We only had a brief transit in Taipei, but it was a long walk around to return to the gate. I think we all wished that this was it for the night, but no, we had to join the long queue to reenter the aircraft.

In contrast to the flight from Osaka, this leg was almost fully packed. This time we were hungry, as our second meals had been prebooked (I couldn't remember doing so). We all had katsu (crumbed) chicken on rice, which was pretty nice.

This almost five flight felt interminably long. Though Alex watched his videos or slept for most of it, B finished her book partway through with nothing else to entertain her. I listened to music and watched the first couple of episodes of "The IT Crowd", an older British comedy.

It was also rough near the end of it, with lots of high cloud and wind changes along the way. I could see a big storm flashing out of the windows on the other side of the aircraft. It would have been a magnificent sight to behold.

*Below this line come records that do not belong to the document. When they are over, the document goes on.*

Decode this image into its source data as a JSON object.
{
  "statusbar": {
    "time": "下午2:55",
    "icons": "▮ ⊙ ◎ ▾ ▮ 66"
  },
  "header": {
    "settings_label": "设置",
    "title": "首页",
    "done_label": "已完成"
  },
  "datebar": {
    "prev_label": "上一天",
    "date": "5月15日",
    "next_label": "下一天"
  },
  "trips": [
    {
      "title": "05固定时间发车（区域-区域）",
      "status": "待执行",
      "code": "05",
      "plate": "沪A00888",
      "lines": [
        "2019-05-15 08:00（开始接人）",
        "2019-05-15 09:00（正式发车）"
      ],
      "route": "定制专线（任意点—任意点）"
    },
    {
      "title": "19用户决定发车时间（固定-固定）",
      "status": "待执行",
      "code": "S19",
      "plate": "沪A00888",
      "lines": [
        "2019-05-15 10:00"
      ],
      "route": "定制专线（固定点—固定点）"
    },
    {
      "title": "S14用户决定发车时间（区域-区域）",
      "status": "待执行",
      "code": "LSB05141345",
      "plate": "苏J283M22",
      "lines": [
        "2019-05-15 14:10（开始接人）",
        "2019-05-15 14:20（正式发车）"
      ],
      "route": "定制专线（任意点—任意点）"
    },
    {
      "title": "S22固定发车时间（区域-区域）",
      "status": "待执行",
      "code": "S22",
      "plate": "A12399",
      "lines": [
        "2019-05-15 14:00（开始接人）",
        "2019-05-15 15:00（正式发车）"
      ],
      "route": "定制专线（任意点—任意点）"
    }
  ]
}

Finally, finally we landed at Singapore. We just raced straight out, hoping and needing to get to our hotel as soon as possible. It was already 1 am. 

Unfortunately, the shuttle bus had just left, so we caught a taxi to our hotel, the Grand Mercure Roxy. Rain, thunder and lightning, maybe the storm we had passed earlier, sent us to sleep.


Popular posts from this blog

Ho Chi Minh to Hoi An

The easy way to get to Hoi An from Ho Chi Minh City is to fly to Danang then go via car for the final leg. Then there's my way. We had to wake at 5.30 am to get ready for a 6.15 departure from the hotel. A hotel car took us the few kilometres to the domestic terminal at the airport, where we checked into our Vietnam Airlines flight to the central Vietnam city of Hue. The airport was nothing flash, but it seemed functional. Alex had sandwiches (refused banh mi) for breakfast, then we went to the gate. Our blue Airbus A321 was parked at a remote stand, which necessitated a packed shuttle bus ride. It was nice to be aboard a full service airline again, even if the service was just a cup of water. We took off over the hazy skies of Ho Chi Minh City and for most of the smooth flight were cruising over a carpet of cloud. We descended over mountains poking their heads through the cloud, across lakes and paddy fields and over the beach. It was lovely scenery.

The Carlingford Line

We close the year and the decade with a local adventure to mark the closure of a railway line. On the January 5, 2020, the Carlingford Line from Clyde will close to be partially replaced by the Parramatta Light Rail. This is Sydney's quietest line, a single track branch for most of its length from the industrial centre of Clyde to the northwestern suburb of Carlingford. According to Wikipedia, power supply and signalling issues mean that only a single four car train can utilise the line at a time. Newer Sydney trains run in fixed eight car configurations. This will be the first and last time I traverse the Carlingford Line in its current configuration. The weather of the day is certainly appropriate for an ending, the brown smoke haze lending an apocalyptic air to proceedings. I drive to Padstow and catch the T8 line to Central, followed by the T1 towards Parramatta and Penrith. The historic homes of the Inner West give way to industrial complexes, rail storage yards and t

A lazy day at the beach

It's 2am and somebody is still setting fireworks off on the beach in front of the hotel. I can't see the explosions as I have the window shuttered, but I can still hear them. I've wanted to have a lazy day and today was the closest I got. I woke up in the night from a very sad dream. Dreams follow crazy paths, but this one resolved itself as so. An entity had been causing disruption of computer systems around the world. It turned out that this entity had emerged from the computer networks and had been struggling to gain access to more computing power so that it could live. The entity had taken on the persona of a woman. The protagonist who had "defeated" the entity discovered that it was alive, spoke to it. Ultimately fell in love with her. But his prior actions would lead to its death. As a gift to her he downloaded his memories so that she could experience life even as she died. I know it sounds like a pulpy sf or technopunk plot, but dreams are about feelings,